- Start assembling your clips on the timeline. Focus on creating a cohesive story that flows smoothly.
- Cut out unnecessary parts, keeping only what adds value to your narrative.
- Adding transitions, music, and effects:
- Use transitions sparingly. They should aid the story, not distract from it.
- Add background music if it enhances the video, but ensure it doesn’t overpower your dialogue.
- Apply effects or color correction to enhance the visual appeal of your video.
In summing up this beginner’s guide to video production, it’s evident that the craft is an intricate blend of storytelling, technical know-how, and creativity.
For budding videographers, the journey is all about continuous practice and learning. Every video you make is a chance to improve and share a story that’s uniquely yours. Always be open to trying new things and feeding your curiosity. Your commitment and enthusiasm are key to excelling in video production and leaving a mark with your visual narratives.

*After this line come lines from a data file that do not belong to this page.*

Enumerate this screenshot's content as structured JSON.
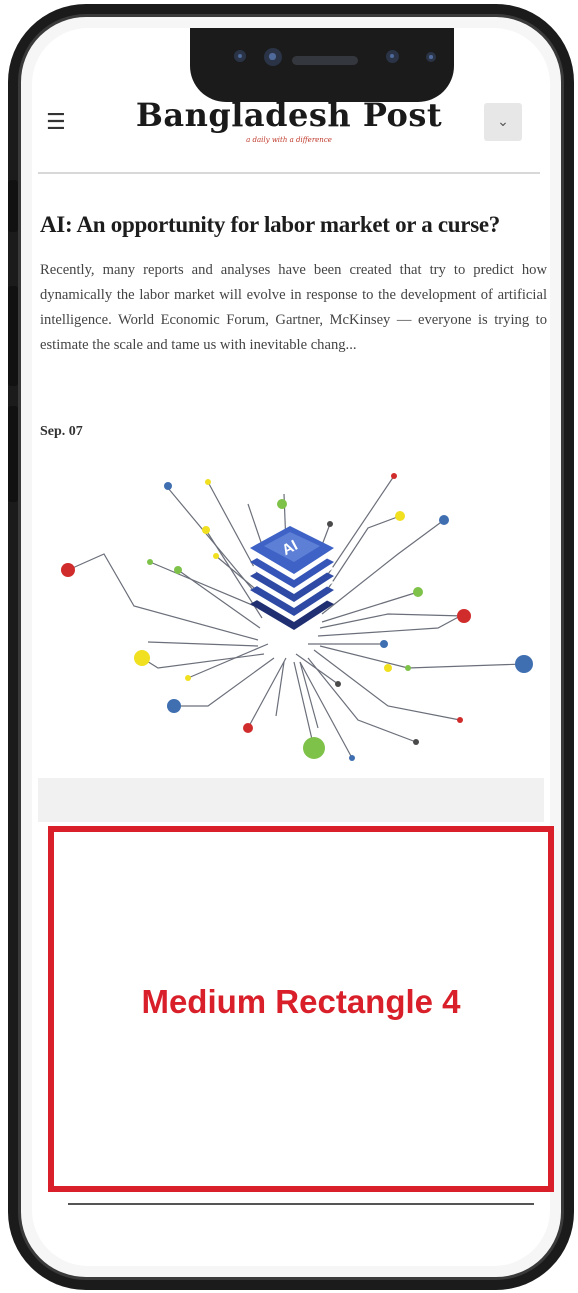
{
  "header": {
    "menu_icon": "hamburger-icon",
    "logo": "Bangladesh Post",
    "tagline": "a daily with a difference",
    "dropdown_icon": "chevron-down-icon"
  },
  "article": {
    "title": "AI: An opportunity for labor market or a curse?",
    "summary": "Recently, many reports and analyses have been created that try to predict how dynamically the labor market will evolve in response to the development of artificial intelligence. World Economic Forum, Gartner, McKinsey — everyone is trying to estimate the scale and tame us with inevitable chang...",
    "date": "Sep. 07",
    "image_label": "AI"
  },
  "ad": {
    "label": "Medium Rectangle 4"
  },
  "colors": {
    "ad_border": "#d9202a",
    "phone_frame": "#1b1b1b",
    "chip_blue": "#2f4aa8"
  }
}
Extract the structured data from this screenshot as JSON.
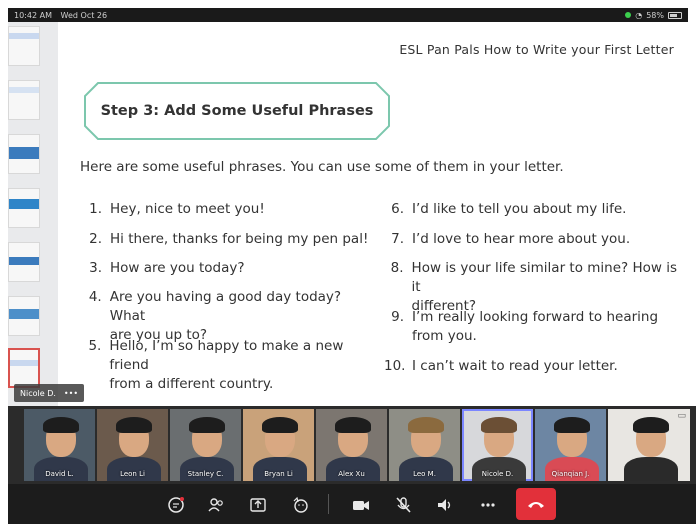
{
  "status_bar": {
    "time": "10:42 AM",
    "date": "Wed Oct 26",
    "battery": "58%"
  },
  "document": {
    "header_title": "ESL Pan Pals How to Write your First Letter",
    "step_title": "Step 3: Add Some Useful Phrases",
    "intro": "Here are some useful phrases. You can use some of them in your letter.",
    "phrases_left": [
      {
        "num": "1.",
        "lines": [
          "Hey, nice to meet you!"
        ]
      },
      {
        "num": "2.",
        "lines": [
          "Hi there, thanks for being my pen pal!"
        ]
      },
      {
        "num": "3.",
        "lines": [
          "How are you today?"
        ]
      },
      {
        "num": "4.",
        "lines": [
          "Are you having a good day today? What",
          "are you up to?"
        ]
      },
      {
        "num": "5.",
        "lines": [
          "Hello, I’m so happy to make a new friend",
          "from a different country."
        ]
      }
    ],
    "phrases_right": [
      {
        "num": "6.",
        "lines": [
          "I’d like to tell you about my life."
        ]
      },
      {
        "num": "7.",
        "lines": [
          "I’d love to hear more about you."
        ]
      },
      {
        "num": "8.",
        "lines": [
          "How is your life similar to mine? How is it",
          "different?"
        ]
      },
      {
        "num": "9.",
        "lines": [
          "I’m really looking forward to hearing",
          "from you."
        ]
      },
      {
        "num": "10.",
        "lines": [
          "I can’t wait to read your letter."
        ]
      }
    ]
  },
  "presenter_tag": {
    "name": "Nicole D.",
    "more": "•••"
  },
  "participants": [
    {
      "name": "David L."
    },
    {
      "name": "Leon Li"
    },
    {
      "name": "Stanley C."
    },
    {
      "name": "Bryan Li"
    },
    {
      "name": "Alex Xu"
    },
    {
      "name": "Leo M."
    },
    {
      "name": "Nicole D."
    },
    {
      "name": "Qianqian J."
    },
    {
      "name": ""
    }
  ],
  "colors": {
    "step_box_border": "#7cc7ad",
    "hangup": "#e2303a",
    "active_tile_outline": "#7b86ff",
    "slide_thumb_bands": [
      "#c9d8ef",
      "#d6e2f2",
      "#3b7bbd",
      "#2f85c8",
      "#3b7bbd",
      "#4d8fc9",
      "#c9d8ef"
    ]
  },
  "controls": [
    "chat-icon",
    "participants-icon",
    "share-screen-icon",
    "reactions-icon",
    "camera-icon",
    "mute-icon",
    "speaker-icon",
    "more-icon",
    "hang-up-icon"
  ]
}
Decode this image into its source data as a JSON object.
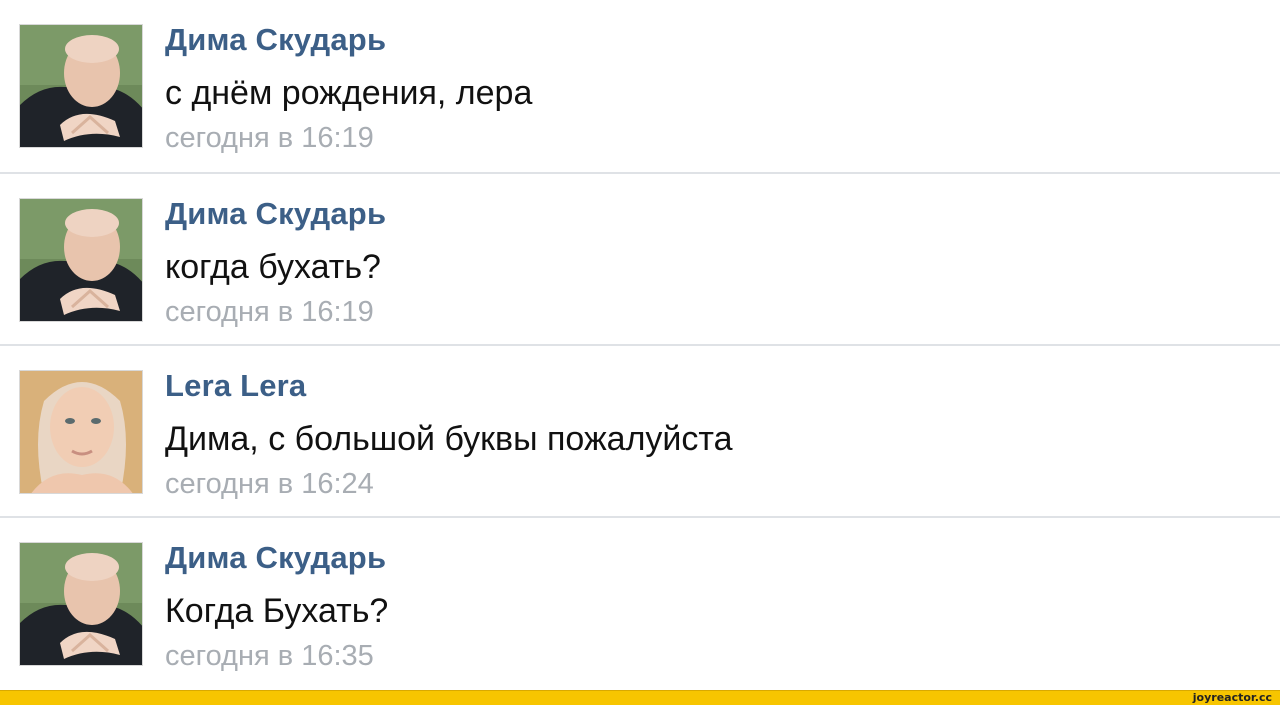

Remember, learning in this field is ongoing. Feel free to come back to this guide or look for more resources to sharpen your skills. The next video you make might just captivate your audience, tell a memorable story, or even change perspectives. So, keep on filming, keep being creative, and keep on sharing what you see with the world.
Can I start video production with a smartphone?
Absolutely! Modern smartphones are equipped with high-quality cameras, making them a great starting point for beginners in video production. They’re convenient and can teach you the basics of framing, composition, and storytelling. Check out RECnGO app that helps you set-up a studio in less than 5 mins on your own by connecting your existing mobile and camera devices with one app and no mess of cables.
How important is editing in the video production process?
Editing is crucial as it’s where your footage is transformed into a cohesive story. It involves selecting the best shots, arranging them effectively, adding music, transitions, and effects. Good editing can significantly enhance the quality and impact of your video.
What’s the best way to learn video production as a beginner?
The best way to learn is by doing. Start with small projects, experiment with different styles and techniques, and progressively challenge yourself with more complex tasks. Also, watch and analyze videos from creators you admire to understand different styles and techniques.
How can I improve the audio quality of my videos?
Good audio is essential for a quality video. in an external DSLR microphone that suits your camera and environment. Also, pay attention to your recording conditions, avoiding noisy backgrounds and focusing on clear sound capture.